> About this exercise: Show, from the entries below, every line in which "location" appears.

> Provided records:

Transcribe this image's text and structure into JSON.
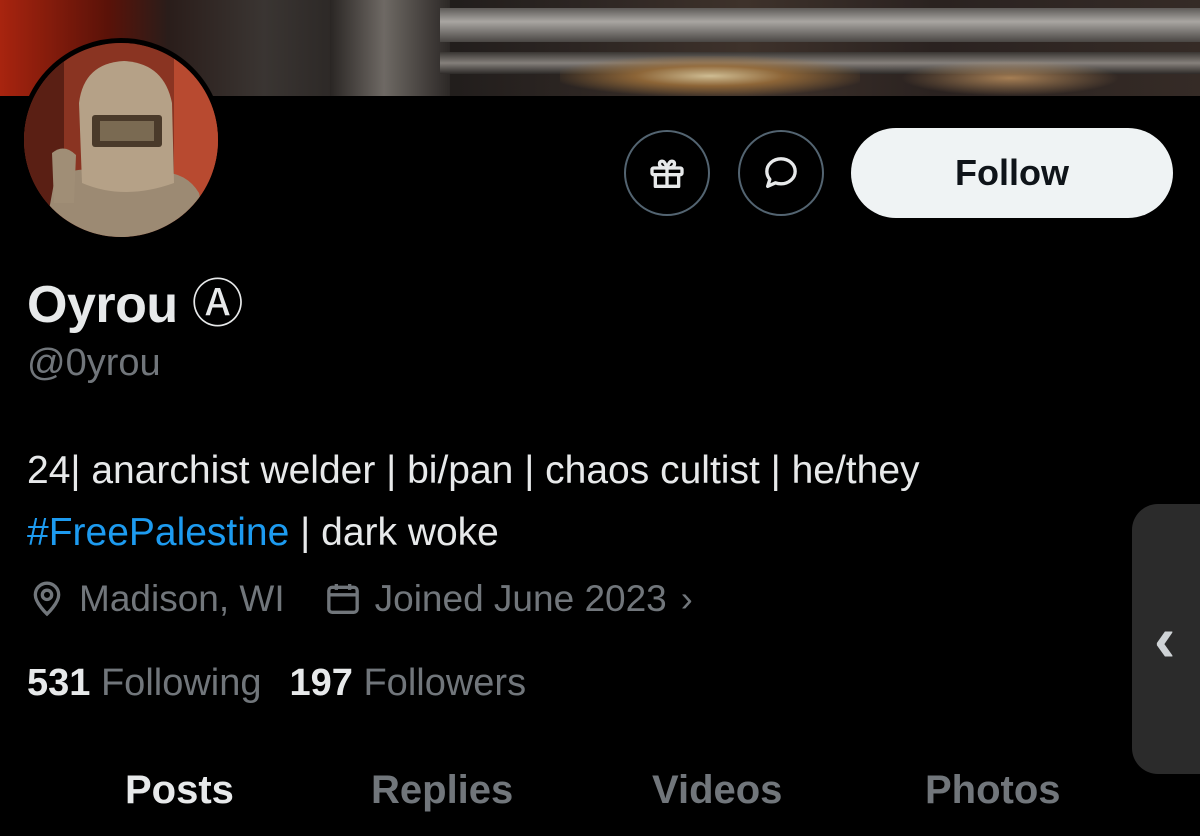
{
  "profile": {
    "name": "Oyrou",
    "badge": "Ⓐ",
    "handle": "@0yrou",
    "bio_line1": "24| anarchist welder | bi/pan | chaos cultist | he/they",
    "bio_hashtag": "#FreePalestine",
    "bio_rest": " | dark woke",
    "location": "Madison, WI",
    "joined": "Joined June 2023",
    "joined_chevron": "›",
    "following_count": "531",
    "following_label": "Following",
    "followers_count": "197",
    "followers_label": "Followers"
  },
  "actions": {
    "follow_label": "Follow"
  },
  "tabs": [
    {
      "label": "Posts",
      "active": true
    },
    {
      "label": "Replies",
      "active": false
    },
    {
      "label": "Videos",
      "active": false
    },
    {
      "label": "Photos",
      "active": false
    }
  ],
  "side_handle": {
    "glyph": "‹"
  },
  "colors": {
    "background": "#000000",
    "text_primary": "#e7e9ea",
    "text_secondary": "#71767b",
    "link": "#1d9bf0",
    "follow_bg": "#eff3f4"
  },
  "icons": [
    "gift-icon",
    "message-icon",
    "location-pin-icon",
    "calendar-icon"
  ]
}
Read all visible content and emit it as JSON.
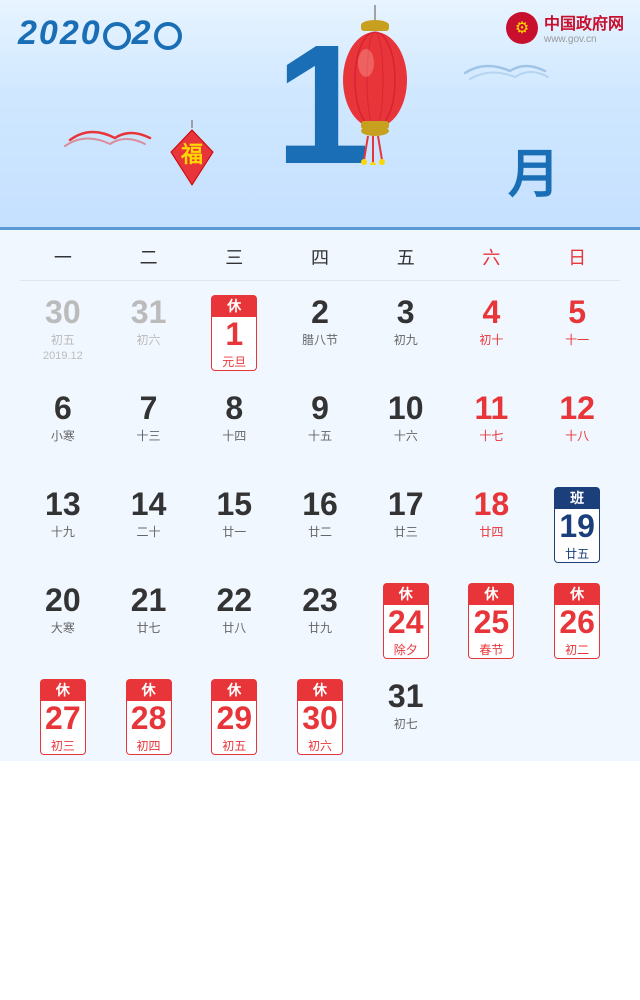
{
  "header": {
    "logo": "2020",
    "gov_name": "中国政府网",
    "gov_url": "www.gov.cn",
    "month_num": "1",
    "yue": "月"
  },
  "weekdays": [
    {
      "label": "一",
      "weekend": false
    },
    {
      "label": "二",
      "weekend": false
    },
    {
      "label": "三",
      "weekend": false
    },
    {
      "label": "四",
      "weekend": false
    },
    {
      "label": "五",
      "weekend": false
    },
    {
      "label": "六",
      "weekend": true
    },
    {
      "label": "日",
      "weekend": true
    }
  ],
  "rows": [
    {
      "cells": [
        {
          "day": "30",
          "lunar": "初五",
          "type": "prev",
          "year_label": "2019.12"
        },
        {
          "day": "31",
          "lunar": "初六",
          "type": "prev"
        },
        {
          "day": "1",
          "lunar": "元旦",
          "type": "current",
          "badge": "休",
          "badge_type": "holiday",
          "day_color": "red"
        },
        {
          "day": "2",
          "lunar": "腊八节",
          "type": "current"
        },
        {
          "day": "3",
          "lunar": "初九",
          "type": "current"
        },
        {
          "day": "4",
          "lunar": "初十",
          "type": "current",
          "day_color": "red"
        },
        {
          "day": "5",
          "lunar": "十一",
          "type": "current",
          "day_color": "red"
        }
      ]
    },
    {
      "cells": [
        {
          "day": "6",
          "lunar": "小寒",
          "type": "current"
        },
        {
          "day": "7",
          "lunar": "十三",
          "type": "current"
        },
        {
          "day": "8",
          "lunar": "十四",
          "type": "current"
        },
        {
          "day": "9",
          "lunar": "十五",
          "type": "current"
        },
        {
          "day": "10",
          "lunar": "十六",
          "type": "current"
        },
        {
          "day": "11",
          "lunar": "十七",
          "type": "current",
          "day_color": "red"
        },
        {
          "day": "12",
          "lunar": "十八",
          "type": "current",
          "day_color": "red"
        }
      ]
    },
    {
      "cells": [
        {
          "day": "13",
          "lunar": "十九",
          "type": "current"
        },
        {
          "day": "14",
          "lunar": "二十",
          "type": "current"
        },
        {
          "day": "15",
          "lunar": "廿一",
          "type": "current"
        },
        {
          "day": "16",
          "lunar": "廿二",
          "type": "current"
        },
        {
          "day": "17",
          "lunar": "廿三",
          "type": "current"
        },
        {
          "day": "18",
          "lunar": "廿四",
          "type": "current",
          "day_color": "red"
        },
        {
          "day": "19",
          "lunar": "廿五",
          "type": "current",
          "badge": "班",
          "badge_type": "workday",
          "day_color": "blue"
        }
      ]
    },
    {
      "cells": [
        {
          "day": "20",
          "lunar": "大寒",
          "type": "current"
        },
        {
          "day": "21",
          "lunar": "廿七",
          "type": "current"
        },
        {
          "day": "22",
          "lunar": "廿八",
          "type": "current"
        },
        {
          "day": "23",
          "lunar": "廿九",
          "type": "current"
        },
        {
          "day": "24",
          "lunar": "除夕",
          "type": "current",
          "badge": "休",
          "badge_type": "holiday",
          "day_color": "red"
        },
        {
          "day": "25",
          "lunar": "春节",
          "type": "current",
          "badge": "休",
          "badge_type": "holiday",
          "day_color": "red"
        },
        {
          "day": "26",
          "lunar": "初二",
          "type": "current",
          "badge": "休",
          "badge_type": "holiday",
          "day_color": "red"
        }
      ]
    },
    {
      "cells": [
        {
          "day": "27",
          "lunar": "初三",
          "type": "current",
          "badge": "休",
          "badge_type": "holiday",
          "day_color": "red"
        },
        {
          "day": "28",
          "lunar": "初四",
          "type": "current",
          "badge": "休",
          "badge_type": "holiday",
          "day_color": "red"
        },
        {
          "day": "29",
          "lunar": "初五",
          "type": "current",
          "badge": "休",
          "badge_type": "holiday",
          "day_color": "red"
        },
        {
          "day": "30",
          "lunar": "初六",
          "type": "current",
          "badge": "休",
          "badge_type": "holiday",
          "day_color": "red"
        },
        {
          "day": "31",
          "lunar": "初七",
          "type": "current"
        },
        {
          "day": "",
          "lunar": "",
          "type": "empty"
        },
        {
          "day": "",
          "lunar": "",
          "type": "empty"
        }
      ]
    }
  ]
}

> Solution to this task:
    "location": "Madison, WI",
    "location-pin-icon",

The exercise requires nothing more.